Even the most marginalized youth in the city of Detroit have the same hopes and dreams as most young people, including having a stable home and job. But traditional job training is a challenge for residentially unstable youth, according to Detroit Youth Passages (DYP) team members Louis Graham from the University of Michigan School of Public Health and Deena Policichio from Alternatives for girls (AFG). They discussed Detroit Youth Passages’ progress on their plan to convene the Ford Foundation and CARSS-sponsored DYP Social Enterprise Summit to be held September 18th-19th at the Detroit Hispanic Development Corporation (DHDC). The summit will bring together national experts, community partners, faculty, students and at-risk youth to help design a new social enterprise program for Detroit that is specifically tailored to serve its most vulnerable and marginalized youth. Over the course of two days, the conference will feature lessons learned from flagship social enterprise programs in Detroit and across the USA. Successes, as well as ongoing challenges will be discussed, including the unique challenges of generating microenterprise for under-skilled and residentially unstable youth and adults. Additionally, several existing micro/social-enterprise programs will meet with DYP to explore the feasibility of incorporating them directly into the DYP Social Enterprise project.
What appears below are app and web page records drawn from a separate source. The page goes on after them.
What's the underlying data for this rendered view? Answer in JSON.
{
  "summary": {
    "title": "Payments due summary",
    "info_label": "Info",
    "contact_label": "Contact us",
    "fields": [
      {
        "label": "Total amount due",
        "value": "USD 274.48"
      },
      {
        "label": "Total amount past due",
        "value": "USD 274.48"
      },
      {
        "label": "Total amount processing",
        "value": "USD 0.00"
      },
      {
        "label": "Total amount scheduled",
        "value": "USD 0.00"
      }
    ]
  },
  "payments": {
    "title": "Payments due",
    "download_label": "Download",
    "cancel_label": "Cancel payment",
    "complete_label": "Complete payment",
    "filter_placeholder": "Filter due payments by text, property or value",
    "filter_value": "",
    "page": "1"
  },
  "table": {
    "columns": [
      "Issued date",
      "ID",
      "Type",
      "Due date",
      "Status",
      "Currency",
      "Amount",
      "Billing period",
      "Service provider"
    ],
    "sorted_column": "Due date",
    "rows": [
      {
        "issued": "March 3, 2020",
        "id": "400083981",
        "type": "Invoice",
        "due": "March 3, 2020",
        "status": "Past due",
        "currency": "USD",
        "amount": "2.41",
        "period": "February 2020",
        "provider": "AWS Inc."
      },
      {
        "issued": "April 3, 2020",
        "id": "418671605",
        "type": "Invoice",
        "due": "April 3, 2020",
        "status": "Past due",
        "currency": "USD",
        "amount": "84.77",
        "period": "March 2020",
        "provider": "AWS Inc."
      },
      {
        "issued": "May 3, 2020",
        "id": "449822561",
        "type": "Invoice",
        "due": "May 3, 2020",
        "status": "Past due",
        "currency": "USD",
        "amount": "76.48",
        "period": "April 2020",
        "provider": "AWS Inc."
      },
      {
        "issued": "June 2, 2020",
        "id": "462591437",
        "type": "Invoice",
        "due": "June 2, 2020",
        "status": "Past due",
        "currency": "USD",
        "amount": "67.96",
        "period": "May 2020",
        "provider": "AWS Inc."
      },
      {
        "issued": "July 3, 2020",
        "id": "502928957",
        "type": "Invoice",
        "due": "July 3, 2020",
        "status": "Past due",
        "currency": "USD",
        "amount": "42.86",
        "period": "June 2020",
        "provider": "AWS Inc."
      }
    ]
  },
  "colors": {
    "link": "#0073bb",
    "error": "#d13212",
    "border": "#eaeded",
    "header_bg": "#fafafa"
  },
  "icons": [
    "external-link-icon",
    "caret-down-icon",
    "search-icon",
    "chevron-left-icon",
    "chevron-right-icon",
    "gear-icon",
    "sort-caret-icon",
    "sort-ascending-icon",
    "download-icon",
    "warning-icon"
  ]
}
According to Sheldon Danziger of the National Poverty Center and Ford School, and Peter Bahr from the University of Michigan School of Education, research shows that only half of students enrolled in community college programs earn a credential of any kind within six years after enrollment. Of those who do earn a credential, less than half end up working in jobs related to their credential. Paradoxically, employers continue to report that they cannot find qualified workers to fill job vacancies. Based on past research, the Community College to Career (CCC) partners, in consultation with Detroit-area community colleges, has identified three strategies that hold promise for improving the completion rates and labor market outcomes of community college students: 1. A technology-enhanced advising (TEA) tool that leverages web-based and mobile technologies to provide students with critical information and support; 2. A performance-based scholarship (PBS) of $1,000 each semester (paid out in three installments at the beginning, middle and end of each semester as students reach specific benchmarks) to ease financial problems while incentivizing students to access advising, earn good grades, and stay enrolled until they earn a credential; and 3. Work-based learning opportunities to help students make a successful transition to the workforce and acquire the soft skills that are in high-demand by employers. The first phase of this project, which will involve the TEA tool, will begin in fall 2013 in partnership with Macomb Community College and Wayne County Community College District.

We are excited about our partners’ progress and looking forward to future updates!